(MATERIAL SHOWN):
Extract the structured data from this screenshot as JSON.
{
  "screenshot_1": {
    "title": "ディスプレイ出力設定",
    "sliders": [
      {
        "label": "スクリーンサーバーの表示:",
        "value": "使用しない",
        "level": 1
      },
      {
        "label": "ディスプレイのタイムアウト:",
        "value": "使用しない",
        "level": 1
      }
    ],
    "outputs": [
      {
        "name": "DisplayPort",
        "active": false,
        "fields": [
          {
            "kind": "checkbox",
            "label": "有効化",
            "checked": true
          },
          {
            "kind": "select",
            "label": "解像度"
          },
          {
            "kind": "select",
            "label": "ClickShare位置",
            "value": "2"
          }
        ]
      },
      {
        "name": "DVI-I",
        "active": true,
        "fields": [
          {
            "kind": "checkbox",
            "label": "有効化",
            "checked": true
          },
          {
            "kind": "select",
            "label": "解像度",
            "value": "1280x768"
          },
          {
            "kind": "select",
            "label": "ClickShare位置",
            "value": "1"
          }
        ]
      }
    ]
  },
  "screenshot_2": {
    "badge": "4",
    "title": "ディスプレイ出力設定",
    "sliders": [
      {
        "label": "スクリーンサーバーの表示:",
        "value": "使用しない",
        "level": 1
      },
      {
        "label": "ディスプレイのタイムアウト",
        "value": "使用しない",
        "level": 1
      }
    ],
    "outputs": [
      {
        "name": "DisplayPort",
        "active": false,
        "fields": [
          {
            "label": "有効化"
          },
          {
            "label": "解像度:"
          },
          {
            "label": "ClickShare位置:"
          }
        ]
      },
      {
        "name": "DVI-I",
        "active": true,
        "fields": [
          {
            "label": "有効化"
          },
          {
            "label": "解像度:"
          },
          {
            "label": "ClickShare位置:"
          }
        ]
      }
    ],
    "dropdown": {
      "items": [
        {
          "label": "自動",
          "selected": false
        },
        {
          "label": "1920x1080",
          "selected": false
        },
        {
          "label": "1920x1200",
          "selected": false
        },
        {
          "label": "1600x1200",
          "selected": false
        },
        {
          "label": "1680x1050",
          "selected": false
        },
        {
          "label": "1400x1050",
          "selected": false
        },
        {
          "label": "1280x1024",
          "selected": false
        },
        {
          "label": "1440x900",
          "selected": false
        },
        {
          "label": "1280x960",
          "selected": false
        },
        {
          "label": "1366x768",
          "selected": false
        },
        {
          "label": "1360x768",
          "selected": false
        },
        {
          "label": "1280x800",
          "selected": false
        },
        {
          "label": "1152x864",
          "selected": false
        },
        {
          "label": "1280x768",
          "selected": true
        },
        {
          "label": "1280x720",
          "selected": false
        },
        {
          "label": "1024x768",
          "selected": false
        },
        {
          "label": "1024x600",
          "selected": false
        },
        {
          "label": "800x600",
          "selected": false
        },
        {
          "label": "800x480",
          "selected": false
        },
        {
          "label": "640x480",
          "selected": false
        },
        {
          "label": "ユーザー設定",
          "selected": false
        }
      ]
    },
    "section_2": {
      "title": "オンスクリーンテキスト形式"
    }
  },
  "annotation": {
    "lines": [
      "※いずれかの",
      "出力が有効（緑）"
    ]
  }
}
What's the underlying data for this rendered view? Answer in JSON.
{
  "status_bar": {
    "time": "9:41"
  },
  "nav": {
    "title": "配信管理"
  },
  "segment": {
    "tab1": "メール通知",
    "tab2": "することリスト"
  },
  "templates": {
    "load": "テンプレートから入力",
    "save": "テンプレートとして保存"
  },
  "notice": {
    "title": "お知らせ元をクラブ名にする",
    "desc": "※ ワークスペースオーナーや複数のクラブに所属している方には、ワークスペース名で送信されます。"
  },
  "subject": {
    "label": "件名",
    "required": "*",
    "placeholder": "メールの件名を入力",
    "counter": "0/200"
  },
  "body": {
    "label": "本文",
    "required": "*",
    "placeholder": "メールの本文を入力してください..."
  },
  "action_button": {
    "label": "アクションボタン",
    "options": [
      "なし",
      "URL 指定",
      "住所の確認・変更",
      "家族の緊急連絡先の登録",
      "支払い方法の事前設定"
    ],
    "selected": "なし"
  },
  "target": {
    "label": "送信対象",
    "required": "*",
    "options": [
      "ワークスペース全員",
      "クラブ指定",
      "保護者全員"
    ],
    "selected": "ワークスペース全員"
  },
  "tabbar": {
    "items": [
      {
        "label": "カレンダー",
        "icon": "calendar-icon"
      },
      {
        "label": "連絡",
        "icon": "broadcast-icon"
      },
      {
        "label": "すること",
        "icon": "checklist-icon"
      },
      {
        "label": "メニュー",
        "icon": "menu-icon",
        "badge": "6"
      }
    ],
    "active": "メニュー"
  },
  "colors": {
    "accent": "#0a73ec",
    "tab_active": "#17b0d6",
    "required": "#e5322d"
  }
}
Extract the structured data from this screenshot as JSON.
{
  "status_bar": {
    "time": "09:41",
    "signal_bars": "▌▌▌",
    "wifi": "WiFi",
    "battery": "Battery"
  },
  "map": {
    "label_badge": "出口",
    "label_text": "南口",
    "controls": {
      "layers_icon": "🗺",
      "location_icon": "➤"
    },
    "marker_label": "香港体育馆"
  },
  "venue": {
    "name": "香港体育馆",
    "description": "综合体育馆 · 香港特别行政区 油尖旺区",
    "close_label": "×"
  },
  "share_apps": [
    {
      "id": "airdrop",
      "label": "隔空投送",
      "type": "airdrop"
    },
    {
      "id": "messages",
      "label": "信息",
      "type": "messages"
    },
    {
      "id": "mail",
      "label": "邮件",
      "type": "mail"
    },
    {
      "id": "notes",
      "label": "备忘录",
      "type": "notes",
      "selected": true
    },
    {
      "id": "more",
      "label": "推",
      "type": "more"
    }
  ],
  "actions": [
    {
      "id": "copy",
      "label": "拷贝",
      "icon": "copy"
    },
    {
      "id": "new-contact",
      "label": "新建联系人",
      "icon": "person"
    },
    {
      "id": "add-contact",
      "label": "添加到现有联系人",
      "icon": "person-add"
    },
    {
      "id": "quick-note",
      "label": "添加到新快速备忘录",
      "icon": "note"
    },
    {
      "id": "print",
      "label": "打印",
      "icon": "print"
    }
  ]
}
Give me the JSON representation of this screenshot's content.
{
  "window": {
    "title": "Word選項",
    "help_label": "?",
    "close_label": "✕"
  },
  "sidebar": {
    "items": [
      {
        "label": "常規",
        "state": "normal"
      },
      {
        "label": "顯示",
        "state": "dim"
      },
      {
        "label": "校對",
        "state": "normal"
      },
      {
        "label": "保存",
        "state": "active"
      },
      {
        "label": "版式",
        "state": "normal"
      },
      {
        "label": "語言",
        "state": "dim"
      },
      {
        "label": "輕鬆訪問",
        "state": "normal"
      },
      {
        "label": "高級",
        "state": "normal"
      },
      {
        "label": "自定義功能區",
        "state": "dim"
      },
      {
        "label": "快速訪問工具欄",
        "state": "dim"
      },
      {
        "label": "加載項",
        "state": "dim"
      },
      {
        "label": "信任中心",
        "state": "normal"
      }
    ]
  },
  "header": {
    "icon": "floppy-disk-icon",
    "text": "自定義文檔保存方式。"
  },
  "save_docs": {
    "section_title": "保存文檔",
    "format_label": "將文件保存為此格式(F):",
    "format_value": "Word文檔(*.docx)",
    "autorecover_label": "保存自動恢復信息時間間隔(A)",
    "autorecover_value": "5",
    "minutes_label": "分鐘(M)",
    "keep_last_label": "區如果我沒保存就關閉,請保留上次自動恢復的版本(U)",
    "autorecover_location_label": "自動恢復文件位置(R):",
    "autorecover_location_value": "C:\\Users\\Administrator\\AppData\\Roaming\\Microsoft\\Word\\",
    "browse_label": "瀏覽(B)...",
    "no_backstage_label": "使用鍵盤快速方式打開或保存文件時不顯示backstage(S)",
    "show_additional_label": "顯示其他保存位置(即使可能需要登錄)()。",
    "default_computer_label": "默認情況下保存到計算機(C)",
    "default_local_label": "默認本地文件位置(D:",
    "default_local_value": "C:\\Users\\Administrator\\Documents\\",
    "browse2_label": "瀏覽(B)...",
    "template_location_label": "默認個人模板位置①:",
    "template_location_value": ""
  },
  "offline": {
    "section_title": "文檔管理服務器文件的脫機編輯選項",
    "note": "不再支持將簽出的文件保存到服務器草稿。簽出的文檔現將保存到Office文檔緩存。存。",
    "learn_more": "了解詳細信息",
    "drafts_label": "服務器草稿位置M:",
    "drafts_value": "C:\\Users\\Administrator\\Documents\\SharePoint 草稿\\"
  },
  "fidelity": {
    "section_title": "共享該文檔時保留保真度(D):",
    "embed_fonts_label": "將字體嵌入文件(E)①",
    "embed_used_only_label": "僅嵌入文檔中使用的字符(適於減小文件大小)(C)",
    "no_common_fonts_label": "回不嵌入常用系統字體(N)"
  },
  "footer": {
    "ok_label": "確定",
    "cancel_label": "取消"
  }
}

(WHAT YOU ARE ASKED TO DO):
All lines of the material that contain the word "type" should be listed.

(RESPONSE TO THE EXERCISE):
      "type": "airdrop"
      "type": "messages"
      "type": "mail"
      "type": "notes",
      "type": "more"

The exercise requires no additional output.